At a closed-door meeting once in Boise, Idaho, a group of Republican governors quizzed actor-turned-aspiring-politico Arnold Schwarzenegger on the secret of raising money for a campaign.
Easy, he said with a laugh. Make hit movies and marry a Kennedy.
The marriage didn’t work out. But the hit movies definitely opened a door to politics that many others might find harder to pry open, if not downright locked.
Now comes Clay Aiken, a singer declaring this week he’ll run for a seat in the House of Representatives from North Carolina. If his attempt to jump from show business to politics seems a leap, note that it’s an often successful one for candidates ranging from Ronald Reagan to the guy who played “Gopher” on “The Love Boat.”
“Celebrities do surprisingly well, a number of them run for office and win,” said Darrell West, the director of governance studies at the Brookings Institution. “You shouldn’t underestimate them.”

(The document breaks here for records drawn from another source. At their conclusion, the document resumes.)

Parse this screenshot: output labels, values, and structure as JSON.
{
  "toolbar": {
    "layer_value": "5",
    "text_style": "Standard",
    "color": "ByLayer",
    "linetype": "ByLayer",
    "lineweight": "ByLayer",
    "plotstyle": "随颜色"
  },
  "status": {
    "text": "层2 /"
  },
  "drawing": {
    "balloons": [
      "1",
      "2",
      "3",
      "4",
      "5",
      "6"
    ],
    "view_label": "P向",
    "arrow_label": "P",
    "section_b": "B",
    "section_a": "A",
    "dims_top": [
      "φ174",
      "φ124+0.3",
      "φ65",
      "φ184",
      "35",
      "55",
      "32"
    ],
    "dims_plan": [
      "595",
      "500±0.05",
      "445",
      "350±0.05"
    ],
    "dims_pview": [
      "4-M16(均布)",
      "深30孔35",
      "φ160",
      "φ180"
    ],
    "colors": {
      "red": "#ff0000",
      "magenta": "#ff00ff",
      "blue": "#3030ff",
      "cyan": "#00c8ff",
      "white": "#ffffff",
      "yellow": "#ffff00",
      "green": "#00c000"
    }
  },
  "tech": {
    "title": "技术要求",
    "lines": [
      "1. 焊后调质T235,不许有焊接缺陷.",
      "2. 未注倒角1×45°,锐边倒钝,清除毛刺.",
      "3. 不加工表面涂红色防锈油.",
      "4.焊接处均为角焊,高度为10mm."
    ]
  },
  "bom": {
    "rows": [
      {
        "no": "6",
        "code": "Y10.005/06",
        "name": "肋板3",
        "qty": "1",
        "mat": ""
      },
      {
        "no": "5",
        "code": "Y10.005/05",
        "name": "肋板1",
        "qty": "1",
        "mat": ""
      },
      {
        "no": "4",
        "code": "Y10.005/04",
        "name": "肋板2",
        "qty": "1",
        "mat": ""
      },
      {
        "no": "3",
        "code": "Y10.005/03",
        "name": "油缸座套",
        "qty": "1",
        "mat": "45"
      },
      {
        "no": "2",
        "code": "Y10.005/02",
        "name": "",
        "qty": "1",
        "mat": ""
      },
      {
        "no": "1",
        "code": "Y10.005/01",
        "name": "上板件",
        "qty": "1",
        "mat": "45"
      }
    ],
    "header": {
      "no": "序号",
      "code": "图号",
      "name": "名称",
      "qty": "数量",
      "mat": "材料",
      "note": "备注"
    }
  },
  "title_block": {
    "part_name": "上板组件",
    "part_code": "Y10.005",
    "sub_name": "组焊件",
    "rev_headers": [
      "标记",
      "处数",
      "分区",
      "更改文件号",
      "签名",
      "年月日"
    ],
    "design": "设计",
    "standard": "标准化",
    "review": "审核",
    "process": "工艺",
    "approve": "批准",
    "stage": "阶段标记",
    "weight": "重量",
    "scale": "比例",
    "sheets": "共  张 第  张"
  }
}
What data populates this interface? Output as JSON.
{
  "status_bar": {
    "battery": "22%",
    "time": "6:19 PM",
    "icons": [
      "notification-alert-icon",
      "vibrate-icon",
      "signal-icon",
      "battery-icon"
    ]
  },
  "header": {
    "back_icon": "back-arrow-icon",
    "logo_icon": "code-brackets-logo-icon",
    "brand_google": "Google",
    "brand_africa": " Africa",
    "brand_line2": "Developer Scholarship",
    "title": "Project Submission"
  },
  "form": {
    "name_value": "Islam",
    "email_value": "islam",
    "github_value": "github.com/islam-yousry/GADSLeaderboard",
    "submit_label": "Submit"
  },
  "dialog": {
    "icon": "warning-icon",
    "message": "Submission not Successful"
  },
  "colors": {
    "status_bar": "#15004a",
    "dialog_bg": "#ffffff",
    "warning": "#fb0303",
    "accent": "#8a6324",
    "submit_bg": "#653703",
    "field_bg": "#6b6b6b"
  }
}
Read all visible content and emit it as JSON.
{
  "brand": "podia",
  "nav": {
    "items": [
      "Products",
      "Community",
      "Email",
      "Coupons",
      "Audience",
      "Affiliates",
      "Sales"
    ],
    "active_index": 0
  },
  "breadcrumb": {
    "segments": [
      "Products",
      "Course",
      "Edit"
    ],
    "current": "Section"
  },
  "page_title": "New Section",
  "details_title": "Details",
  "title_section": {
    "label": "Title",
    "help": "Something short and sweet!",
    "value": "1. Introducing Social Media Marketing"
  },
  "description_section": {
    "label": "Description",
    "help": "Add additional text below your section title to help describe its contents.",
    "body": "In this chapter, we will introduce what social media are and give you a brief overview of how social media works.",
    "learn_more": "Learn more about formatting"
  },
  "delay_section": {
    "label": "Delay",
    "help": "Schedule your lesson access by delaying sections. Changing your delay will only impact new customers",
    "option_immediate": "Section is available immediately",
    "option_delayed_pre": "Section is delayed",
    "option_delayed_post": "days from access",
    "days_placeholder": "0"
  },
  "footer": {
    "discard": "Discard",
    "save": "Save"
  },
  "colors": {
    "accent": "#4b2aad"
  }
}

Aiken, a bestselling singer launched to fame as the 2003 runner-up on the TV show “American Idol,” announced this week that he’s running as a Democrat for the congressional seat held by Republican Rep. Renee Ellmers.
It’s a conservative district. But West, author of the book “Celebrity Politics,” said celebrities bring several advantages to running for office.
“They’re well known, able to get a lot of media coverage and they are able to raise money,” he said. “And a lot of celebrities do well in relating to voters, they have experience dealing with fans.”
Among celebrities who have won political office:
_ Reagan, an actor elected twice as governor of California and then twice as president.
_ Sonny Bono, the singer elected mayor of Palm Springs, Calif., and then to Congress.
_ Jack Kemp, a football star was elected to Congress and nominated by the GOP for vice president.
_ Bill Bradley, the basketball star elected to the Senate.
_ Clint Eastwood, the actor elected mayor of Carmel-By-The-Sea, Calif.
_ Steve Largent, the pro football Hall of Fame player elected to Congress.
_ Al Franken, the comic elected to the Senate;
_ And Jesse Ventura, the pro wrestler-turned-Minnesota governor who told CNBC this week that he’s now filming a new TV show in a secret location in Mexico so drones can’t find him.
Congress is a particular target of famous people. Voters have even sent lesser known celebrities to Washington, such as actor Fred Thompson (who had also been the Republican counsel to the Senate Watergate Committee), football players Heath Shuler and J.C. Watts, Hall of Fame pitcher Jim Bunning, Fred Grandy of “The Love Boat” and Ben Jones, who played “Cooter” on “The Dukes of Hazzard.”
Fame isn’t always a ticket to office, however.
NASCAR legend Richard Petty’s 1996 bid for North Carolina secretary of state foundered, for example. Nancy Kulp, who played Jane Hathaway on the “The Beverly Hillbillies,” lost her congressional race in Pennsylvania (it didn’t help that Buddy Ebsen, who played Jed Clampett on the show, endorsed her opponent).
“The biggest barrier is substance and getting taken seriously,” West said. “People often think they’re doing it just get to publicity and don’t know much about the issues.”
Aiken tried to blunt that line of criticism in a video this week announcing his candidacy, speaking of his time as a special education teacher and his appointment by former President George W. Bush to a commission addressing educational challenges of special needs students.
But Aiken, as an openly gay Democrat, faces challenges winning in a congressional district that in the last presidential election gave Republican Mitt Romney 58 percent of its vote, said Steven Greene, a political science professor at North Carolina State University.
Unless Ellmers makes a big mistake, Greene said, it’s tough to imagine any Democrat beating her. Aiken should at least make it closer than other Democrats, though, and he enjoyed media coverage in the state as a hometown hero before announcing he wanted to get into politics, Greene said.
“To live in North Carolina is to know who Clay Aiken is and to have received overwhelming positive messages about Clay Aiken,” Greene said.
North Carolina has voted celebrity Democrats to Congress before. Shuler, who won fame as a star quarterback for the University of Tennessee and then played briefly in the National Football League, won a House seat for two terms as a conservative Democrat.
Shuler didn’t run again in 2012 after North Carolina’s Republican-controlled Legislature redrew the congressional districts and put him in a tougher area for Democrats. That redrawing of the election map is also one of the biggest obstacles Aiken faces, said David Wasserman, an analyst for the nonpartisan Cook Political Report, and it could trump his ability to woo voters.
Aiken is still one of the most interesting candidates from either party in this year’s elections, Wasserman said.
“If a candidate as likeable and as backed by as much star power as Clay Aiken cannot win this solidly Republican seat, who can?” Wasserman said.